What is being asked
Only the words of the entries are wanted, repeated exactly and without images.

==== Provided material ====

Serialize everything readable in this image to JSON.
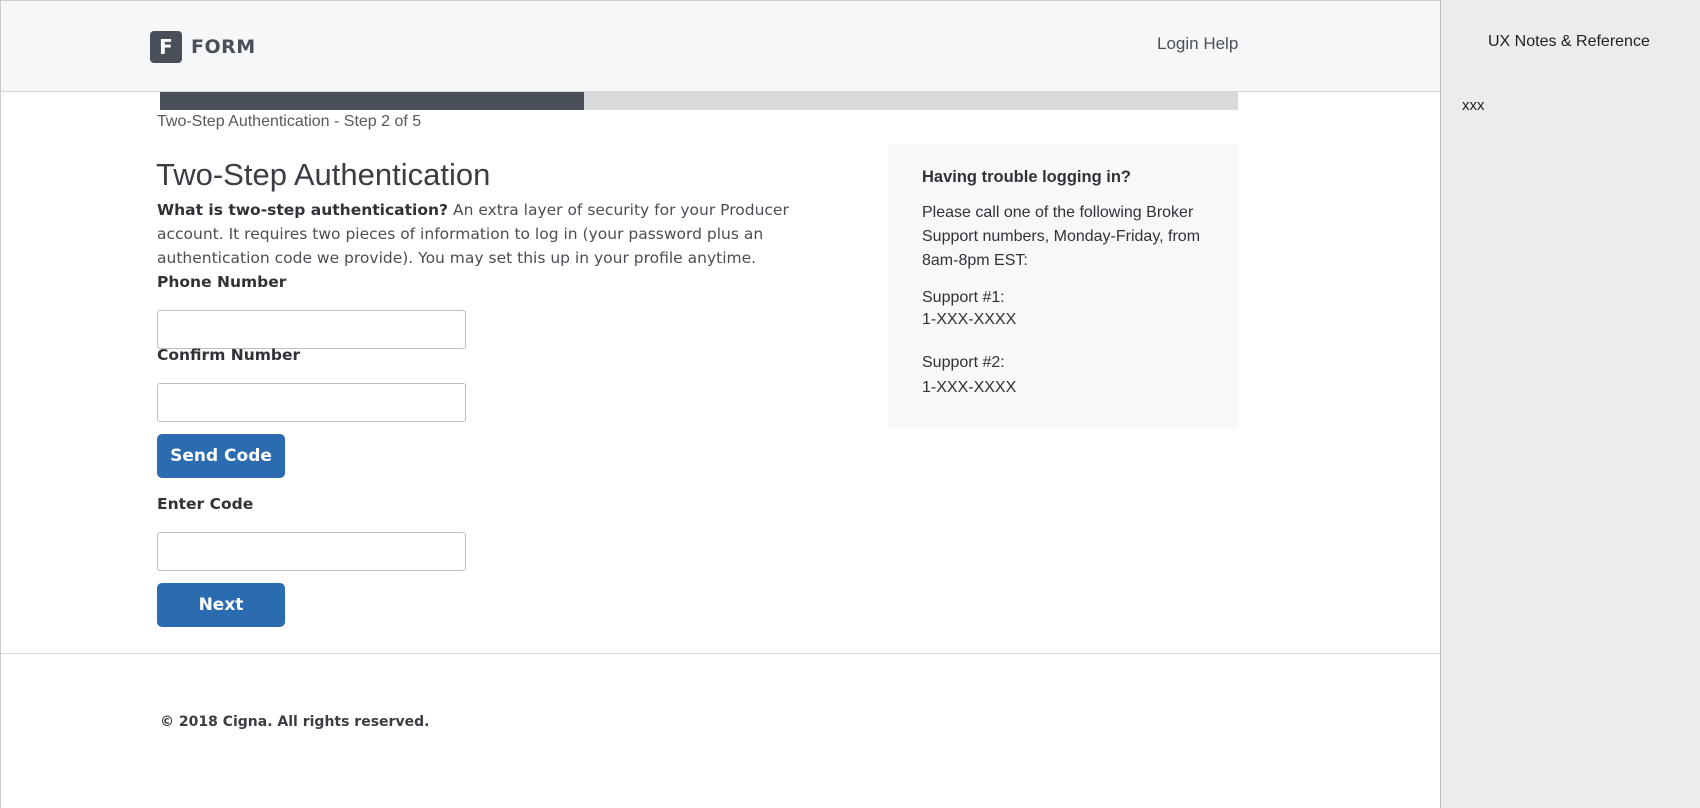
{
  "header": {
    "logo_letter": "F",
    "logo_text": "FORM",
    "login_help": "Login Help"
  },
  "progress": {
    "step_label": "Two-Step Authentication - Step 2 of 5",
    "fraction": 0.393
  },
  "main": {
    "title": "Two-Step Authentication",
    "intro_bold": "What is two-step authentication?",
    "intro_text": " An extra layer of security for your Producer account. It requires two pieces of information to log in (your password plus an authentication code we provide). You may set this up in your profile anytime.",
    "phone_label": "Phone Number",
    "phone_value": "",
    "confirm_label": "Confirm Number",
    "confirm_value": "",
    "send_code_label": "Send Code",
    "enter_code_label": "Enter Code",
    "code_value": "",
    "next_label": "Next"
  },
  "help": {
    "title": "Having trouble logging in?",
    "text": "Please call one of the following Broker Support numbers, Monday-Friday, from 8am-8pm EST:",
    "support1_label": "Support #1:",
    "support1_number": "1-XXX-XXXX",
    "support2_label": "Support #2:",
    "support2_number": "1-XXX-XXXX"
  },
  "footer": {
    "copyright": "© 2018 Cigna. All rights reserved."
  },
  "notes": {
    "title": "UX Notes & Reference",
    "body": "xxx"
  },
  "colors": {
    "primary_button": "#2b6cb0",
    "progress_fill": "#4a505a",
    "progress_track": "#d8d9da"
  }
}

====

Answer to the exercise
Serialize everything readable in this image to JSON.
{
  "header": {
    "logo_letter": "F",
    "logo_text": "FORM",
    "login_help": "Login Help"
  },
  "progress": {
    "step_label": "Two-Step Authentication - Step 2 of 5",
    "fraction": 0.393
  },
  "main": {
    "title": "Two-Step Authentication",
    "intro_bold": "What is two-step authentication?",
    "intro_text": " An extra layer of security for your Producer account. It requires two pieces of information to log in (your password plus an authentication code we provide). You may set this up in your profile anytime.",
    "phone_label": "Phone Number",
    "phone_value": "",
    "confirm_label": "Confirm Number",
    "confirm_value": "",
    "send_code_label": "Send Code",
    "enter_code_label": "Enter Code",
    "code_value": "",
    "next_label": "Next"
  },
  "help": {
    "title": "Having trouble logging in?",
    "text": "Please call one of the following Broker Support numbers, Monday-Friday, from 8am-8pm EST:",
    "support1_label": "Support #1:",
    "support1_number": "1-XXX-XXXX",
    "support2_label": "Support #2:",
    "support2_number": "1-XXX-XXXX"
  },
  "footer": {
    "copyright": "© 2018 Cigna. All rights reserved."
  },
  "notes": {
    "title": "UX Notes & Reference",
    "body": "xxx"
  },
  "colors": {
    "primary_button": "#2b6cb0",
    "progress_fill": "#4a505a",
    "progress_track": "#d8d9da"
  }
}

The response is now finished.